Write only the number of lines in the entries below that contain the word "name".

**Excerpted records**
BEGIN

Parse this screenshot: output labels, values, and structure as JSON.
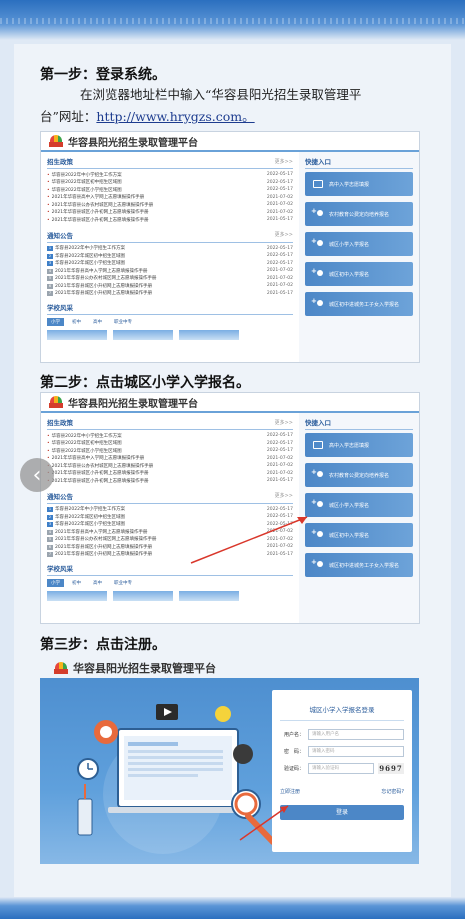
{
  "steps": {
    "s1_title": "第一步：登录系统。",
    "s1_text_a": "在浏览器地址栏中输入“华容县阳光招生录取管理平",
    "s1_text_b": "台”网址：",
    "s1_url": "http://www.hrygzs.com。",
    "s2_title": "第二步：点击城区小学入学报名。",
    "s3_title": "第三步：点击注册。"
  },
  "platform": {
    "name": "华容县阳光招生录取管理平台"
  },
  "portal": {
    "policy_title": "招生政策",
    "notice_title": "通知公告",
    "quick_title": "快捷入口",
    "gallery_title": "学校风采",
    "more": "更多>>",
    "policy_items": [
      {
        "text": "华容县2022年中小学招生工作方案",
        "date": "2022-05-17"
      },
      {
        "text": "华容县2022年城区初中招生区域图",
        "date": "2022-05-17"
      },
      {
        "text": "华容县2022年城区小学招生区域图",
        "date": "2022-05-17"
      },
      {
        "text": "2021年华容县高中入学网上志愿填报操作手册",
        "date": "2021-07-02"
      },
      {
        "text": "2021年华容县公办农村城区网上志愿填报操作手册",
        "date": "2021-07-02"
      },
      {
        "text": "2021年华容县城区小升初网上志愿填报操作手册",
        "date": "2021-07-02"
      },
      {
        "text": "2021年华容县城区小升初网上志愿填报操作手册",
        "date": "2021-05-17"
      }
    ],
    "notice_items": [
      {
        "text": "华容县2022年中小学招生工作方案",
        "date": "2022-05-17"
      },
      {
        "text": "华容县2022年城区初中招生区域图",
        "date": "2022-05-17"
      },
      {
        "text": "华容县2022年城区小学招生区域图",
        "date": "2022-05-17"
      },
      {
        "text": "2021年华容县高中入学网上志愿填报操作手册",
        "date": "2021-07-02"
      },
      {
        "text": "2021年华容县公办农村城区网上志愿填报操作手册",
        "date": "2021-07-02"
      },
      {
        "text": "2021年华容县城区小升初网上志愿填报操作手册",
        "date": "2021-07-02"
      },
      {
        "text": "2021年华容县城区小升初网上志愿填报操作手册",
        "date": "2021-05-17"
      }
    ],
    "quick_links": [
      "高中入学志愿填报",
      "农村教育公费定向培养报名",
      "城区小学入学报名",
      "城区初中入学报名",
      "城区初中进城务工子女入学报名"
    ],
    "gallery_tabs": [
      "小学",
      "初中",
      "高中",
      "职业中专"
    ]
  },
  "login": {
    "title": "城区小学入学报名登录",
    "user_label": "用户名：",
    "user_placeholder": "请输入用户名",
    "pwd_label": "密　码：",
    "pwd_placeholder": "请输入密码",
    "code_label": "验证码：",
    "code_placeholder": "请输入验证码",
    "captcha": "9697",
    "register": "立即注册",
    "forgot": "忘记密码?",
    "submit": "登录"
  },
  "colors": {
    "accent": "#4c87c7",
    "arrow": "#d9372b"
  }
}
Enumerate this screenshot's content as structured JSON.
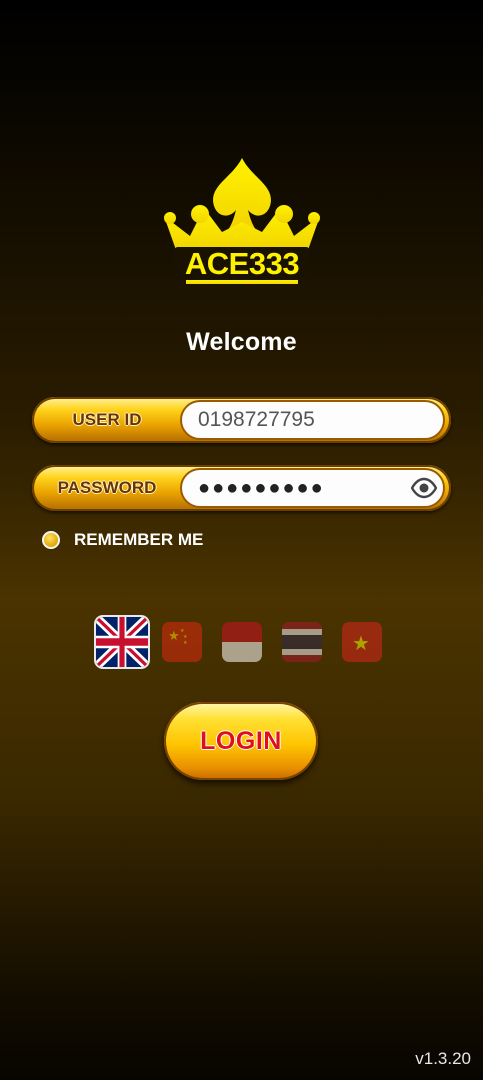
{
  "brand": {
    "logo_text": "ACE333"
  },
  "welcome": "Welcome",
  "form": {
    "user_id": {
      "label": "USER ID",
      "value": "0198727795"
    },
    "password": {
      "label": "PASSWORD",
      "masked_value": "●●●●●●●●●",
      "toggle_icon": "eye-icon"
    },
    "remember": {
      "label": "REMEMBER ME",
      "checked": true
    }
  },
  "languages": [
    {
      "name": "english-flag",
      "selected": true
    },
    {
      "name": "china-flag",
      "selected": false
    },
    {
      "name": "indonesia-flag",
      "selected": false
    },
    {
      "name": "thailand-flag",
      "selected": false
    },
    {
      "name": "vietnam-flag",
      "selected": false
    }
  ],
  "login_button": "LOGIN",
  "version": "v1.3.20",
  "colors": {
    "gold": "#ffd21a",
    "login_text": "#e0101a",
    "label_text": "#6b3300"
  }
}
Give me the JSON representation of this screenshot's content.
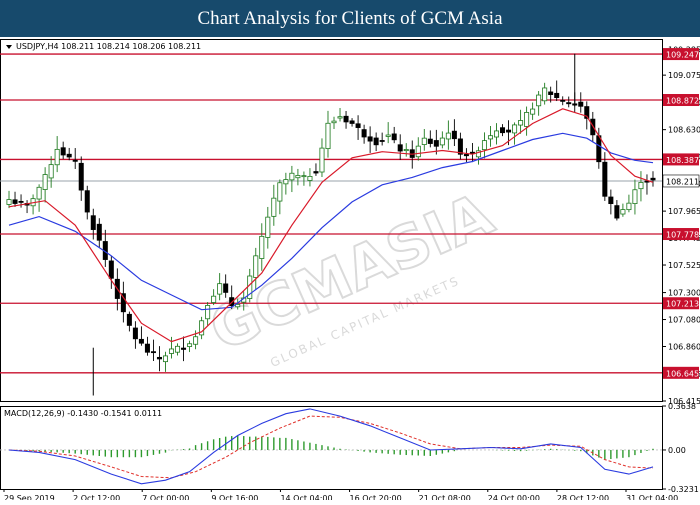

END

**Task result**
6